▶ _Exercise requirements_: Your result should be every line of the records below that contains the word "music".

▶ _Exercise data_:
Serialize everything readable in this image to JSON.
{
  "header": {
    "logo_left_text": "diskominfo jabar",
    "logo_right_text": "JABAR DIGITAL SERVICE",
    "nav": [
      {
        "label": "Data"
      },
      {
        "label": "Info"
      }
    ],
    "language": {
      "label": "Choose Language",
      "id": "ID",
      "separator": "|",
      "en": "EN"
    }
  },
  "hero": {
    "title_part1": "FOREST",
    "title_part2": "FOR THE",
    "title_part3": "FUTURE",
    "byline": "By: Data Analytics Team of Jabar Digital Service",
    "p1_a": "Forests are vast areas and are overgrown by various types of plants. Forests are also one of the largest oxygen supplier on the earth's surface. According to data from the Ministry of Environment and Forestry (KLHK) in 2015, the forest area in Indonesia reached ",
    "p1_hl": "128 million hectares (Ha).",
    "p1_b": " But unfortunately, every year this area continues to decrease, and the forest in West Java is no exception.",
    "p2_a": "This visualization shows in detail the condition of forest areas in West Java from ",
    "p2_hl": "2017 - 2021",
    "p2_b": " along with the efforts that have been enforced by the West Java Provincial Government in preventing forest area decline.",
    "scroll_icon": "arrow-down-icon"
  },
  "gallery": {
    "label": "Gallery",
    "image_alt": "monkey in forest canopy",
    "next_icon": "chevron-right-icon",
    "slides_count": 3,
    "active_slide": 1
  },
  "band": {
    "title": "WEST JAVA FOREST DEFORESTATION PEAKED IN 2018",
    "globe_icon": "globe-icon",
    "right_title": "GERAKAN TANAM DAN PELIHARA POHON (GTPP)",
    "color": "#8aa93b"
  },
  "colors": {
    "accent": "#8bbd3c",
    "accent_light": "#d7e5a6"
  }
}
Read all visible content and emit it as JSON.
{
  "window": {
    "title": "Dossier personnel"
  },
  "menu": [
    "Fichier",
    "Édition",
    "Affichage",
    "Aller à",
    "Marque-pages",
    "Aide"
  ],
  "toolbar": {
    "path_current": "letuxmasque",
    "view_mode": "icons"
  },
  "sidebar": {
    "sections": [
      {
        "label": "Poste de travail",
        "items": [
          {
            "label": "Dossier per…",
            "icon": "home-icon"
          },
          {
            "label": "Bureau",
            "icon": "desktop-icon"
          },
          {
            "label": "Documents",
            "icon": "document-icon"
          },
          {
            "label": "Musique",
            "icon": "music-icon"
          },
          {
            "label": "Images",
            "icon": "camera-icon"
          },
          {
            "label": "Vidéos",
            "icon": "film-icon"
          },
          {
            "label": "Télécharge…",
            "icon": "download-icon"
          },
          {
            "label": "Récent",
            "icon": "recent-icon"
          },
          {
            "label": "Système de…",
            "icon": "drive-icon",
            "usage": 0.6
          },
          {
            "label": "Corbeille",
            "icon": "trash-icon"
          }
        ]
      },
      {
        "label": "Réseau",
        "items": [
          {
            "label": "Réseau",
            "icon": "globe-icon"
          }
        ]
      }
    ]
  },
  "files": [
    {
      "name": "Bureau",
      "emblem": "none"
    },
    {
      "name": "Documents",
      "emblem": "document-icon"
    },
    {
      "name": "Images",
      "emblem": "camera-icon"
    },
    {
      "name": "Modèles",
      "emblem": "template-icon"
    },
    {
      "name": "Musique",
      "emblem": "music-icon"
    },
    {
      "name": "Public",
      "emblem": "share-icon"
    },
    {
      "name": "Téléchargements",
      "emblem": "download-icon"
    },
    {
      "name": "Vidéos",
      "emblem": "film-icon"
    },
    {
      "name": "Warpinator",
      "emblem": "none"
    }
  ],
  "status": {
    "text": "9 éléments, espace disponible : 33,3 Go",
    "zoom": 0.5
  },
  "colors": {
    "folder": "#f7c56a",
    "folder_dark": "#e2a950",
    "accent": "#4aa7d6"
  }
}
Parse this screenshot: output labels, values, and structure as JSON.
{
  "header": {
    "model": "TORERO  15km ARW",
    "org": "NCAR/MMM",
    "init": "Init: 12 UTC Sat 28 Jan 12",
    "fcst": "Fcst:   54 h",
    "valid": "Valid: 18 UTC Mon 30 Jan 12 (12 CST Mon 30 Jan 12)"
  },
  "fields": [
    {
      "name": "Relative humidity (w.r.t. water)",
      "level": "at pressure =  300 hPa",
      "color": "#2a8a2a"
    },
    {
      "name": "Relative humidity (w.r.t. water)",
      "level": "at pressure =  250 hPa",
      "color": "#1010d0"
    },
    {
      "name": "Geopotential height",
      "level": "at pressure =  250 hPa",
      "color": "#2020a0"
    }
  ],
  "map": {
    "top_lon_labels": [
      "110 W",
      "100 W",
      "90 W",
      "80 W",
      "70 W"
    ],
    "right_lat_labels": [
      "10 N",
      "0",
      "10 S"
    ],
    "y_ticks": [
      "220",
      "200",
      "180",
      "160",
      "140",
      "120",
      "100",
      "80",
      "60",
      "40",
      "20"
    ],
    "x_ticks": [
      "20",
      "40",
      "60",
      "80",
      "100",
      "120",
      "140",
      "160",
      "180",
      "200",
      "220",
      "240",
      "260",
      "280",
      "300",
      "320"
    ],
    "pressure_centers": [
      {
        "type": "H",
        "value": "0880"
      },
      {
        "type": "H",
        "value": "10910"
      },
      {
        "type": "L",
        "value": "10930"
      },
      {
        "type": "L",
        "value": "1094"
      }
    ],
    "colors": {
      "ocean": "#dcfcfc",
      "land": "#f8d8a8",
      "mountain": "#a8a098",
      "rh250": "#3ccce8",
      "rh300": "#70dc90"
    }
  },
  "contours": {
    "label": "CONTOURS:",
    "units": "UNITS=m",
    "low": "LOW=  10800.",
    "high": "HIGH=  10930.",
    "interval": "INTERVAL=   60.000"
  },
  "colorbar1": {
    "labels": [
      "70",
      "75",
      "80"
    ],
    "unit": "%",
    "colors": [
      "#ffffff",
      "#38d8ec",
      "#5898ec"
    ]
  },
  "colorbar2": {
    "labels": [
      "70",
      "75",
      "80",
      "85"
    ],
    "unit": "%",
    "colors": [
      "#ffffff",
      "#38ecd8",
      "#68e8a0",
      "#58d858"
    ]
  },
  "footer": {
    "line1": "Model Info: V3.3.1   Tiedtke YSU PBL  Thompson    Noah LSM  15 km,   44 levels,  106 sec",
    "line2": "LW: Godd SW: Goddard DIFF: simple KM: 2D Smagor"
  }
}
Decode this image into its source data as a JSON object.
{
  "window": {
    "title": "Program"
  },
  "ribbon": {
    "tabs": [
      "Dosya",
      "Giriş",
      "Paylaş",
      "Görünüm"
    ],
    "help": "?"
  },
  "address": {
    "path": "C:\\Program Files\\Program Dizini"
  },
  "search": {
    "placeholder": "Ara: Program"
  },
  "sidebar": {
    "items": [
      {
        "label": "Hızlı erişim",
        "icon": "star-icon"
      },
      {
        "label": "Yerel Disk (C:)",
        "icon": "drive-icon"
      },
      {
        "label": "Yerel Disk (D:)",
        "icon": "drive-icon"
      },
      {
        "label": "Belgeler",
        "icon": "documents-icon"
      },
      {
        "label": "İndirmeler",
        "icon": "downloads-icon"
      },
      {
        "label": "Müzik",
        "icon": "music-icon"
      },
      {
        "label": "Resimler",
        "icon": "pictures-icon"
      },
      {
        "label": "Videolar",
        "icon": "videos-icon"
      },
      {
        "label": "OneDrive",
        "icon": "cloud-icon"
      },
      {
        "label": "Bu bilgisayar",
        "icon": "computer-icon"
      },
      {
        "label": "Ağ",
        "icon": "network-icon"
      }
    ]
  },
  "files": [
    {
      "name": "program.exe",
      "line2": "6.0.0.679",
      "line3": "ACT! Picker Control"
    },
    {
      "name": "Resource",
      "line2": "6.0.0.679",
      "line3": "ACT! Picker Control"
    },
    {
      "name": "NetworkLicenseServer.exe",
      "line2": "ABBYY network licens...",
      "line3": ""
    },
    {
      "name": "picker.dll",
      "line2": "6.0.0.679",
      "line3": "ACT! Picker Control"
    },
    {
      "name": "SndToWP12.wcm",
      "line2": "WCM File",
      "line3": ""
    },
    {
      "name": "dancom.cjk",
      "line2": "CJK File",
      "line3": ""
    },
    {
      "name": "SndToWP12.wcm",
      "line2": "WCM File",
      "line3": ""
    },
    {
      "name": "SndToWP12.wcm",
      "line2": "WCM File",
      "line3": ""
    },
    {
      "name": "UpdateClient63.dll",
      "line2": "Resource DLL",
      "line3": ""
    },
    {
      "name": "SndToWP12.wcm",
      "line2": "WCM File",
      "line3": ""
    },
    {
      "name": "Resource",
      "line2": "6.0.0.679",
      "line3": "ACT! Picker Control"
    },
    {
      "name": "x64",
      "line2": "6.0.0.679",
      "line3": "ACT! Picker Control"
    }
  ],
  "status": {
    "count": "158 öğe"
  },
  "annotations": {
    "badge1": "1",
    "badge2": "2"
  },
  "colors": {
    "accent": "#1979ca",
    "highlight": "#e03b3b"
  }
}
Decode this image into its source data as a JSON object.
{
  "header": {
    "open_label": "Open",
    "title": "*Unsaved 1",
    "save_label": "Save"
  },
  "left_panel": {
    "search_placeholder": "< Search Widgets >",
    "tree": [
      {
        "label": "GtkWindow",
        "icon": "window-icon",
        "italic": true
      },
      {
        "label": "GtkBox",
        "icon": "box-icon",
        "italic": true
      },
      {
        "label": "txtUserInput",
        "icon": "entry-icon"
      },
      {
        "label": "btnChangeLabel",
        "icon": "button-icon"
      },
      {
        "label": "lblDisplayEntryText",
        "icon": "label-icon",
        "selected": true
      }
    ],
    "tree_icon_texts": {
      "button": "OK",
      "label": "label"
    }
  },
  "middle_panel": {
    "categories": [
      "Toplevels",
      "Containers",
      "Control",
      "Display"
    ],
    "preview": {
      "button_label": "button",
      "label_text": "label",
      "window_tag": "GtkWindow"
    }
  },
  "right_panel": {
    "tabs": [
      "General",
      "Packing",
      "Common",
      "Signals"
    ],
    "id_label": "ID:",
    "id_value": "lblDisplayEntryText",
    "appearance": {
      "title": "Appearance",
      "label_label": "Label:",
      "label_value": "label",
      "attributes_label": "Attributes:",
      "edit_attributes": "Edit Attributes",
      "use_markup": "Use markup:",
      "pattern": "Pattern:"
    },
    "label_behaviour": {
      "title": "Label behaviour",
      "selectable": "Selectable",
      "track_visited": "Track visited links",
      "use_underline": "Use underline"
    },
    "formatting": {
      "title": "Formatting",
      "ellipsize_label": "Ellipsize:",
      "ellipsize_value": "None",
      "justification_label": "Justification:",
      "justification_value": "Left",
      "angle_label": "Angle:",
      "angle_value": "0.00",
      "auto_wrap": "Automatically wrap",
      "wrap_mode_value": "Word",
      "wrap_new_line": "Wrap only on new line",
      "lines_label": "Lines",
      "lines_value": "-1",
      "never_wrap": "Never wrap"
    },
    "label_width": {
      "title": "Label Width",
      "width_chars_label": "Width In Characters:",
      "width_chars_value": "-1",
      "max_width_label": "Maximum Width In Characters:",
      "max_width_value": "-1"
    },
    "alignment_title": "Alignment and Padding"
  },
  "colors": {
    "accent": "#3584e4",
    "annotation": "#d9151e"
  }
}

▶ _Solution_:
            "icon": "music-icon"
      "emblem": "music-icon"
        "icon": "music-icon"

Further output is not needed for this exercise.